EXERCISE: Gather all lines from the material that contain the word "meter".

SUPPLIED RECORDS:
Content starts

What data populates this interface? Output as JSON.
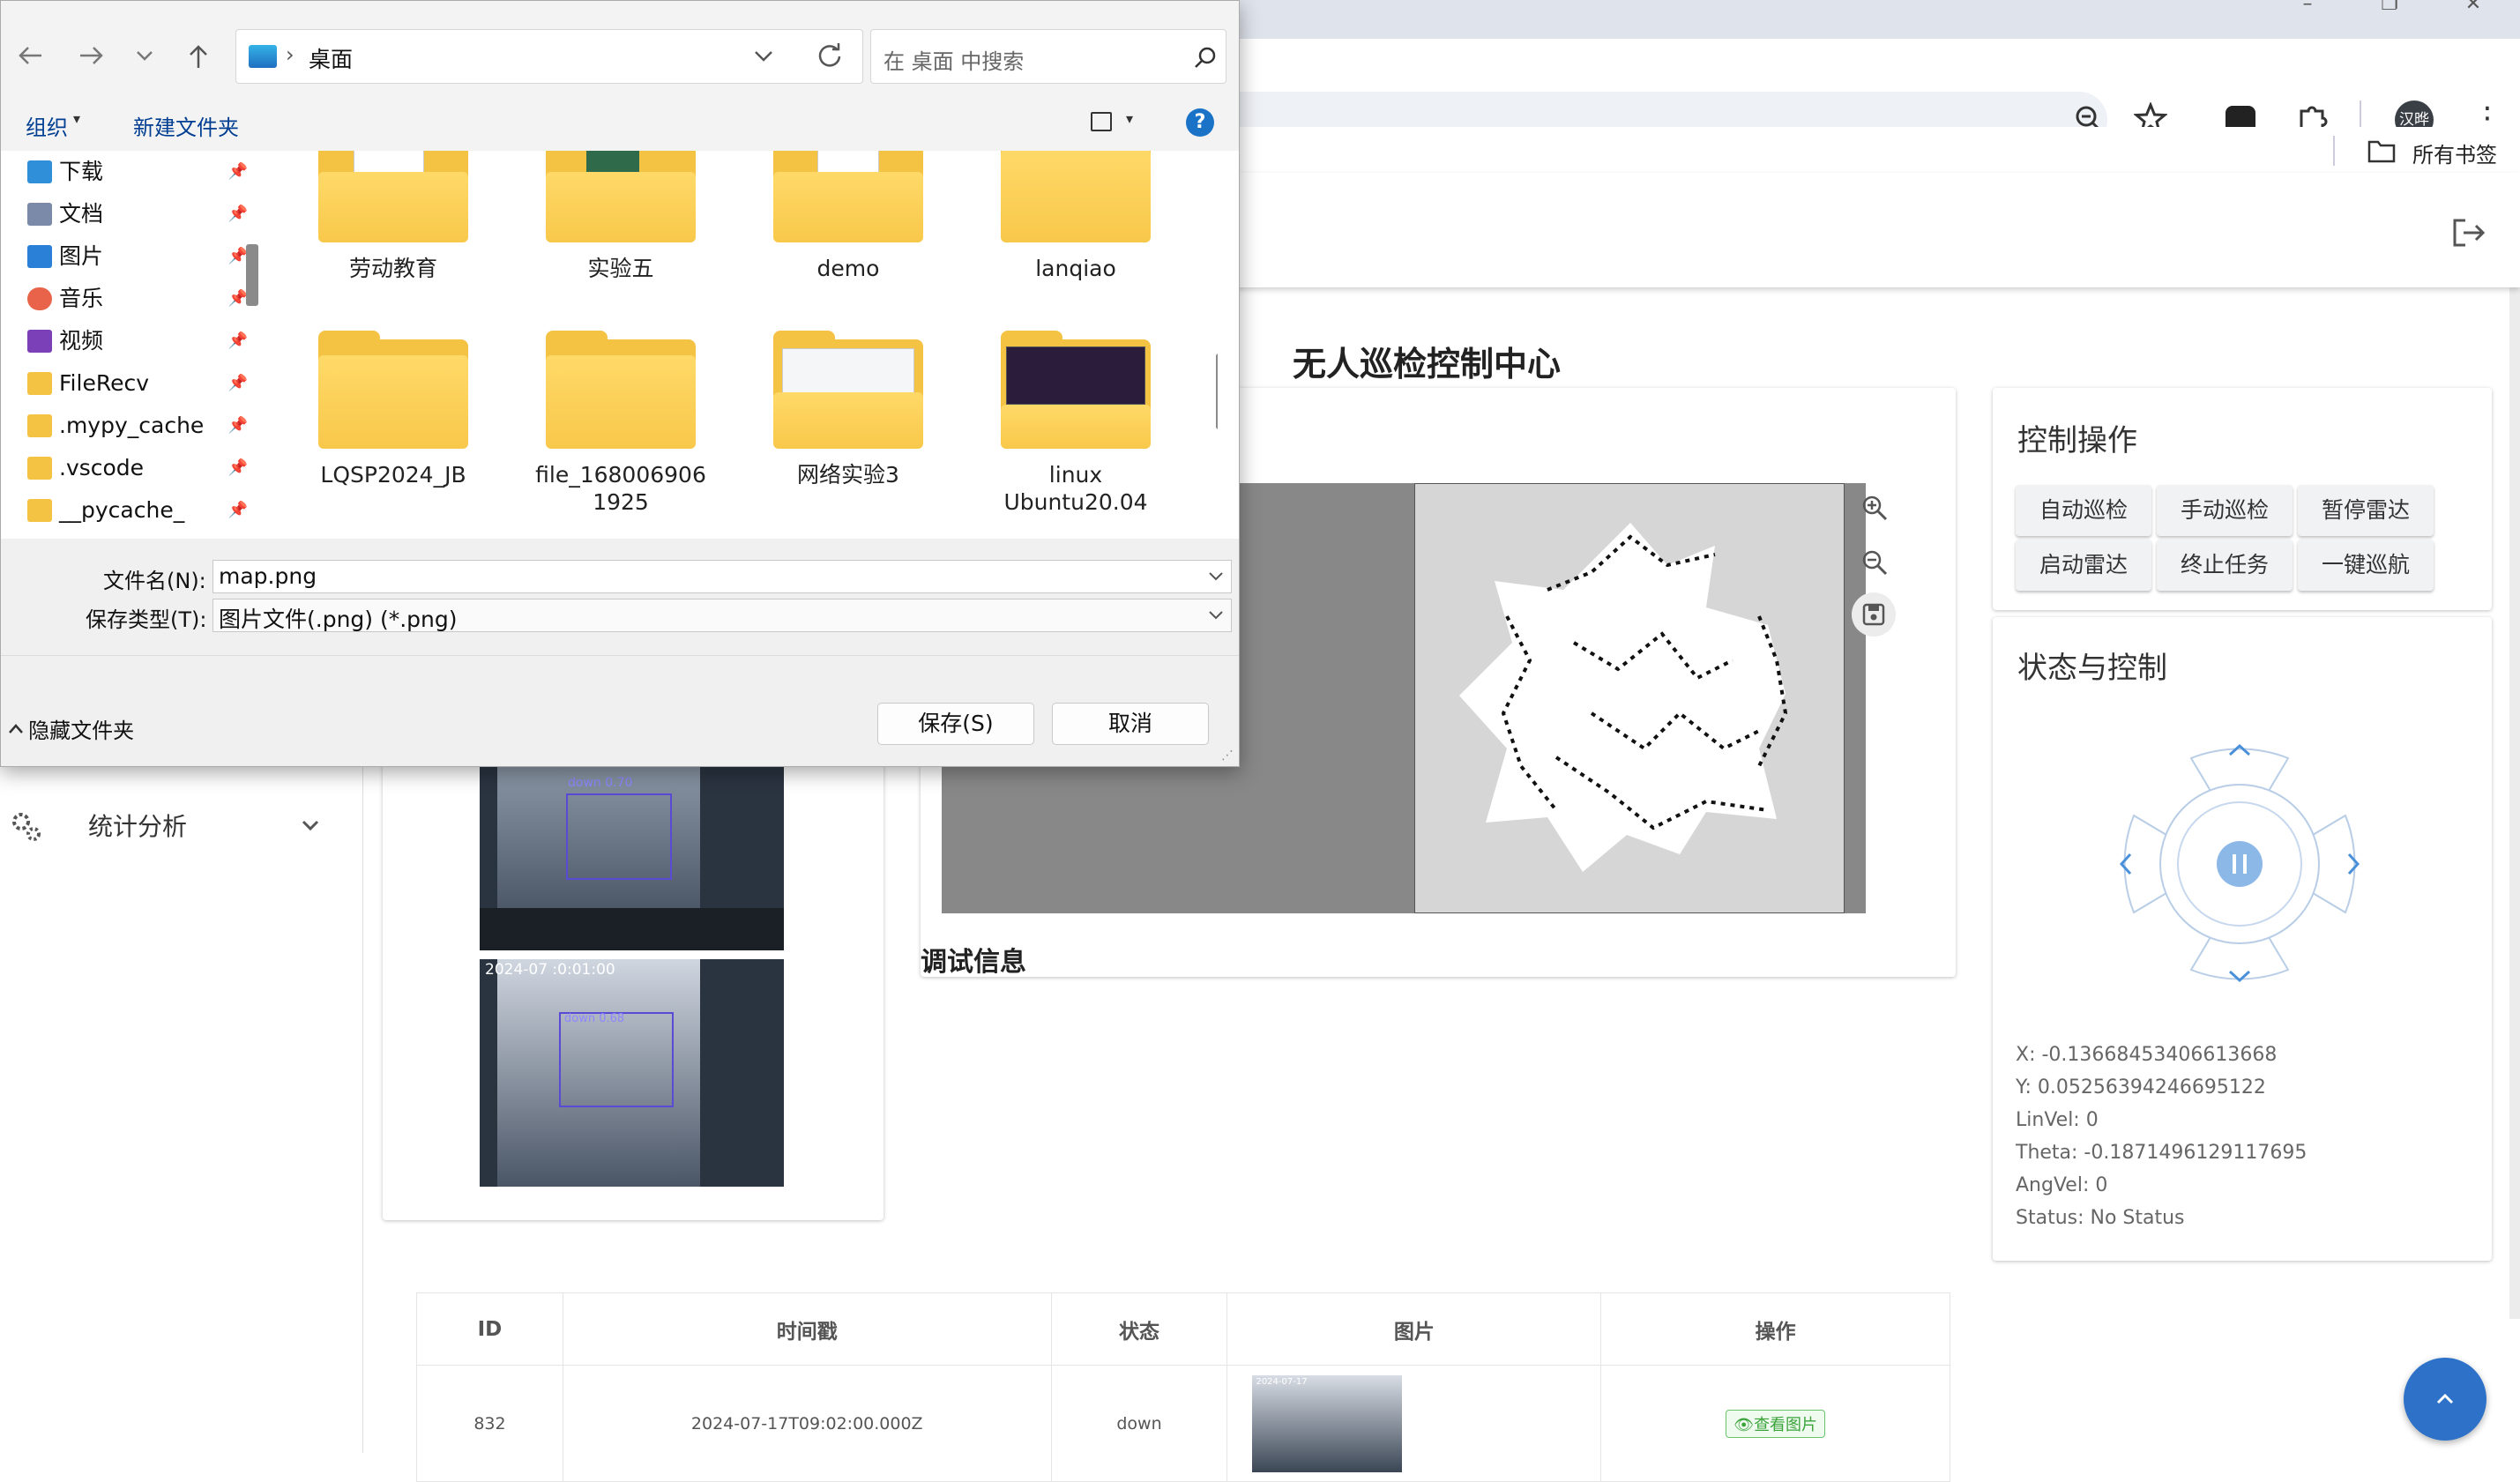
{
  "browser": {
    "avatar": "汉晔",
    "bookmarks_all": "所有书签",
    "window_controls": [
      "–",
      "❐",
      "✕"
    ]
  },
  "app": {
    "title": "无人巡检控制中心",
    "sidebar": {
      "stats_label": "统计分析"
    },
    "map": {
      "zoom_in": "zoom-in-icon",
      "zoom_out": "zoom-out-icon",
      "save": "save-icon"
    },
    "debug_title": "调试信息",
    "control_panel": {
      "title": "控制操作",
      "buttons": [
        "自动巡检",
        "手动巡检",
        "暂停雷达",
        "启动雷达",
        "终止任务",
        "一键巡航"
      ]
    },
    "status_panel": {
      "title": "状态与控制",
      "lines": [
        "X: -0.13668453406613668",
        "Y: 0.05256394246695122",
        "LinVel: 0",
        "Theta: -0.1871496129117695",
        "AngVel: 0",
        "Status: No Status"
      ]
    },
    "camera": {
      "frames": [
        {
          "label": "down 0.70"
        },
        {
          "timestamp": "2024-07  :0:01:00",
          "label": "down 0.68"
        }
      ]
    },
    "table": {
      "headers": [
        "ID",
        "时间戳",
        "状态",
        "图片",
        "操作"
      ],
      "rows": [
        {
          "id": "832",
          "timestamp": "2024-07-17T09:02:00.000Z",
          "status": "down",
          "thumb_caption": "2024-07-17",
          "action": "查看图片"
        }
      ]
    }
  },
  "dialog": {
    "breadcrumb": "桌面",
    "search_placeholder": "在 桌面 中搜索",
    "organize": "组织",
    "new_folder": "新建文件夹",
    "nav": [
      {
        "label": "下载",
        "color": "#2f8fd8"
      },
      {
        "label": "文档",
        "color": "#7a8aa8"
      },
      {
        "label": "图片",
        "color": "#2a7fd6"
      },
      {
        "label": "音乐",
        "color": "#e8634a"
      },
      {
        "label": "视频",
        "color": "#7b3fb7"
      },
      {
        "label": "FileRecv",
        "color": "#f5c343"
      },
      {
        "label": ".mypy_cache",
        "color": "#f5c343"
      },
      {
        "label": ".vscode",
        "color": "#f5c343"
      },
      {
        "label": "__pycache_",
        "color": "#f5c343"
      }
    ],
    "folders_row1": [
      "劳动教育",
      "实验五",
      "demo",
      "lanqiao"
    ],
    "folders_row2": [
      "LQSP2024_JB",
      "file_168006906\n1925",
      "网络实验3",
      "linux\nUbuntu20.04"
    ],
    "filename_label": "文件名(N):",
    "filename_value": "map.png",
    "filetype_label": "保存类型(T):",
    "filetype_value": "图片文件(.png) (*.png)",
    "hide_folders": "隐藏文件夹",
    "save": "保存(S)",
    "cancel": "取消"
  }
}
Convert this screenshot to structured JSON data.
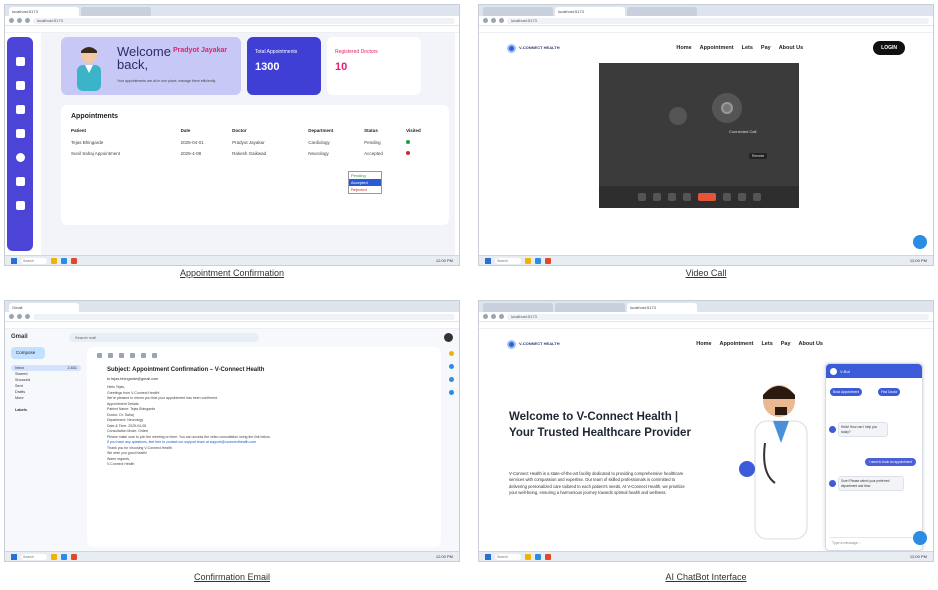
{
  "browser": {
    "tab_label": "localhost:5173",
    "url": "localhost:5173",
    "taskbar_search": "Search",
    "clock": "12:00 PM"
  },
  "panels": [
    {
      "caption": "Appointment Confirmation",
      "sidebar_icons": [
        "home-icon",
        "doctor-icon",
        "heart-icon",
        "user-icon",
        "chat-icon",
        "video-icon",
        "logout-icon"
      ],
      "welcome": {
        "title": "Welcome back,",
        "name": "Pradyot Jayakar",
        "subtitle": "Your appointments are all in one place, manage them efficiently."
      },
      "stats": [
        {
          "label": "Total Appointments",
          "value": "1300"
        },
        {
          "label": "Registered Doctors",
          "value": "10"
        }
      ],
      "appointments": {
        "title": "Appointments",
        "columns": [
          "Patient",
          "Date",
          "Doctor",
          "Department",
          "Status",
          "Visited"
        ],
        "rows": [
          [
            "Tejas Bhingarde",
            "2025-04-01",
            "Pradyot Jayakar",
            "Cardiology",
            "Pending",
            "yes"
          ],
          [
            "Sunil Sahaj Appointment",
            "2025-4-08",
            "Rakesh Gaikwad",
            "Neurology",
            "Accepted",
            "no"
          ]
        ],
        "dropdown": [
          "Pending",
          "Accepted",
          "Rejected"
        ]
      }
    },
    {
      "caption": "Video Call",
      "nav": [
        "Home",
        "Appointment",
        "Lets",
        "Pay",
        "About Us"
      ],
      "logo": "V-CONNECT HEALTH",
      "login": "LOGIN",
      "video": {
        "label": "Connected Call",
        "pill": "Remote"
      }
    },
    {
      "caption": "Confirmation Email",
      "gmail": {
        "logo": "Gmail",
        "search": "Search mail",
        "compose": "Compose",
        "folders": [
          {
            "label": "Inbox",
            "count": "2,831"
          },
          {
            "label": "Starred",
            "count": ""
          },
          {
            "label": "Snoozed",
            "count": ""
          },
          {
            "label": "Sent",
            "count": ""
          },
          {
            "label": "Drafts",
            "count": ""
          },
          {
            "label": "More",
            "count": ""
          },
          {
            "label": "Labels",
            "count": ""
          }
        ],
        "subject": "Subject: Appointment Confirmation – V-Connect Health",
        "sender": "to tejas.bhingarde@gmail.com",
        "body": [
          "Hello Tejas,",
          "Greetings from V-Connect Health!",
          "We're pleased to inform you that your appointment has been confirmed.",
          "Appointment Details:",
          "Patient Name: Tejas Bhingarde",
          "Doctor: Dr. Sahaj",
          "Department: Neurology",
          "Date & Time: 2025-04-08",
          "Consultation Mode: Online",
          "Please make sure to join the meeting on time. You can access the video consultation using the link below.",
          "If you have any questions, feel free to contact our support team at support@vconnecthealth.com",
          "Thank you for choosing V-Connect Health.",
          "We wish you good health!",
          "Warm regards,",
          "V-Connect Health"
        ]
      }
    },
    {
      "caption": "AI ChatBot Interface",
      "nav": [
        "Home",
        "Appointment",
        "Lets",
        "Pay",
        "About Us"
      ],
      "logo": "V-CONNECT HEALTH",
      "hero_title": "Welcome to V-Connect Health | Your Trusted Healthcare Provider",
      "hero_text": "V-Connect Health is a state-of-the-art facility dedicated to providing comprehensive healthcare services with compassion and expertise. Our team of skilled professionals is committed to delivering personalized care tailored to each patient's needs. At V-Connect Health, we prioritize your well-being, ensuring a harmonious journey towards optimal health and wellness.",
      "chat": {
        "title": "V-Bot",
        "options": [
          "Book Appointment",
          "Find Doctor"
        ],
        "bot_msg_1": "Hello! How can I help you today?",
        "user_msg": "I need to book an appointment",
        "bot_msg_2": "Sure! Please select your preferred department and time.",
        "input_placeholder": "Type a message..."
      }
    }
  ],
  "colors": {
    "sidebar": "#4b44d6",
    "accent_pink": "#e0226e",
    "brand_blue": "#3b5bd9",
    "end_call": "#e5533b"
  }
}
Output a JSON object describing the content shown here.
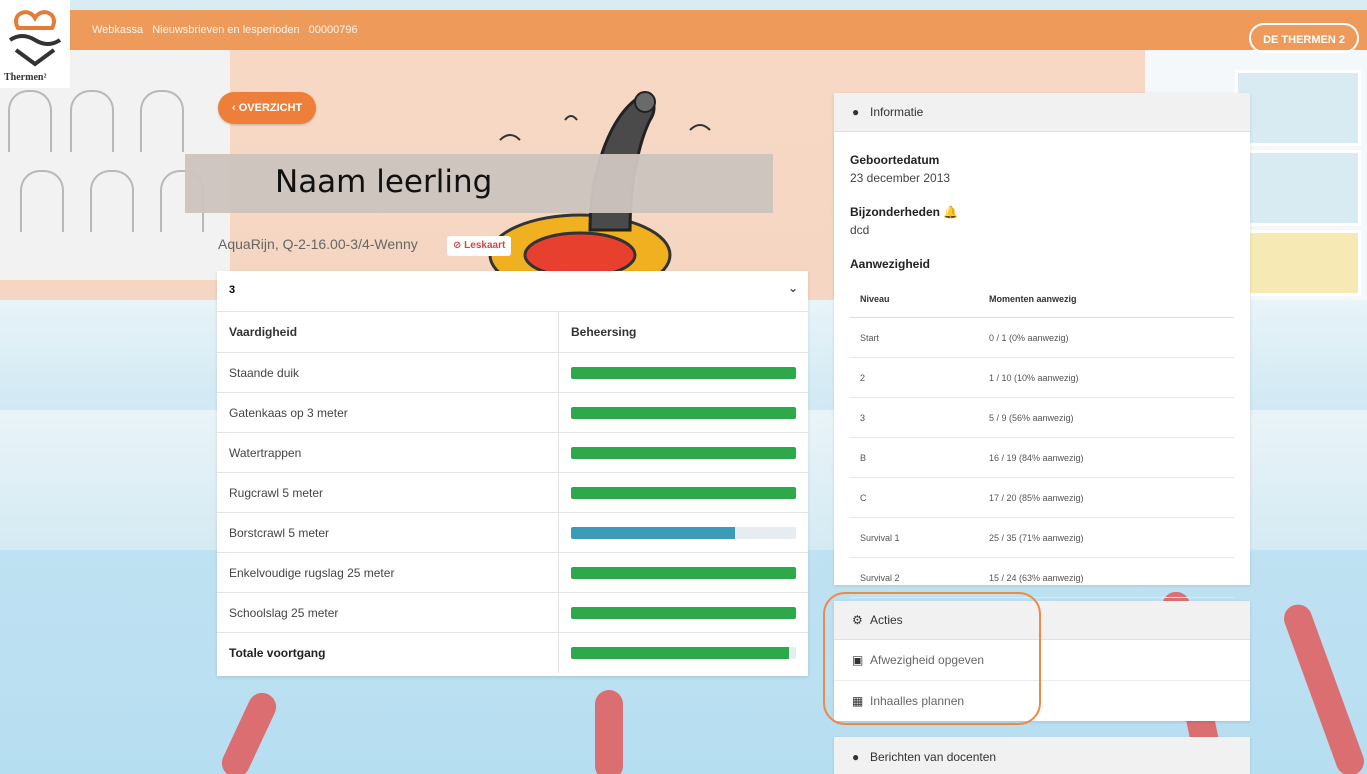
{
  "topbar": {
    "crumbs": [
      "Webkassa",
      "Nieuwsbrieven en lesperioden",
      "00000796"
    ],
    "logo_text": "Thermen²",
    "right_button": "DE THERMEN 2"
  },
  "back_button": "‹  OVERZICHT",
  "student": {
    "name": "Naam leerling",
    "subinfo": "AquaRijn, Q-2-16.00-3/4-Wenny",
    "leskaart": "Leskaart"
  },
  "skills_card": {
    "level": "3",
    "col_skill": "Vaardigheid",
    "col_mastery": "Beheersing",
    "rows": [
      {
        "name": "Staande duik",
        "progress": 1.0,
        "color": "#2ea84a"
      },
      {
        "name": "Gatenkaas op 3 meter",
        "progress": 1.0,
        "color": "#2ea84a"
      },
      {
        "name": "Watertrappen",
        "progress": 1.0,
        "color": "#2ea84a"
      },
      {
        "name": "Rugcrawl 5 meter",
        "progress": 1.0,
        "color": "#2ea84a"
      },
      {
        "name": "Borstcrawl 5 meter",
        "progress": 0.73,
        "color": "#3a9cb8"
      },
      {
        "name": "Enkelvoudige rugslag 25 meter",
        "progress": 1.0,
        "color": "#2ea84a"
      },
      {
        "name": "Schoolslag 25 meter",
        "progress": 1.0,
        "color": "#2ea84a"
      }
    ],
    "total_label": "Totale voortgang",
    "total_progress": 0.97,
    "total_color": "#2ea84a"
  },
  "info": {
    "header": "Informatie",
    "dob_label": "Geboortedatum",
    "dob_value": "23 december 2013",
    "special_label": "Bijzonderheden",
    "special_value": "dcd",
    "attendance_label": "Aanwezigheid",
    "att_col_level": "Niveau",
    "att_col_moments": "Momenten aanwezig",
    "attendance": [
      {
        "level": "Start",
        "moments": "0 / 1 (0% aanwezig)"
      },
      {
        "level": "2",
        "moments": "1 / 10 (10% aanwezig)"
      },
      {
        "level": "3",
        "moments": "5 / 9 (56% aanwezig)"
      },
      {
        "level": "B",
        "moments": "16 / 19 (84% aanwezig)"
      },
      {
        "level": "C",
        "moments": "17 / 20 (85% aanwezig)"
      },
      {
        "level": "Survival 1",
        "moments": "25 / 35 (71% aanwezig)"
      },
      {
        "level": "Survival 2",
        "moments": "15 / 24 (63% aanwezig)"
      }
    ]
  },
  "acties": {
    "header": "Acties",
    "items": [
      "Afwezigheid opgeven",
      "Inhaalles plannen"
    ]
  },
  "berichten": {
    "header": "Berichten van docenten"
  },
  "colors": {
    "topbar": "#ee9a5b",
    "accent": "#ee7f3b",
    "highlight": "#ee8a45"
  }
}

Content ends

ANSWER BELOW:
        "name": "Gatenkaas op 3 meter",
        "name": "Rugcrawl 5 meter",
        "name": "Borstcrawl 5 meter",
        "name": "Enkelvoudige rugslag 25 meter",
        "name": "Schoolslag 25 meter",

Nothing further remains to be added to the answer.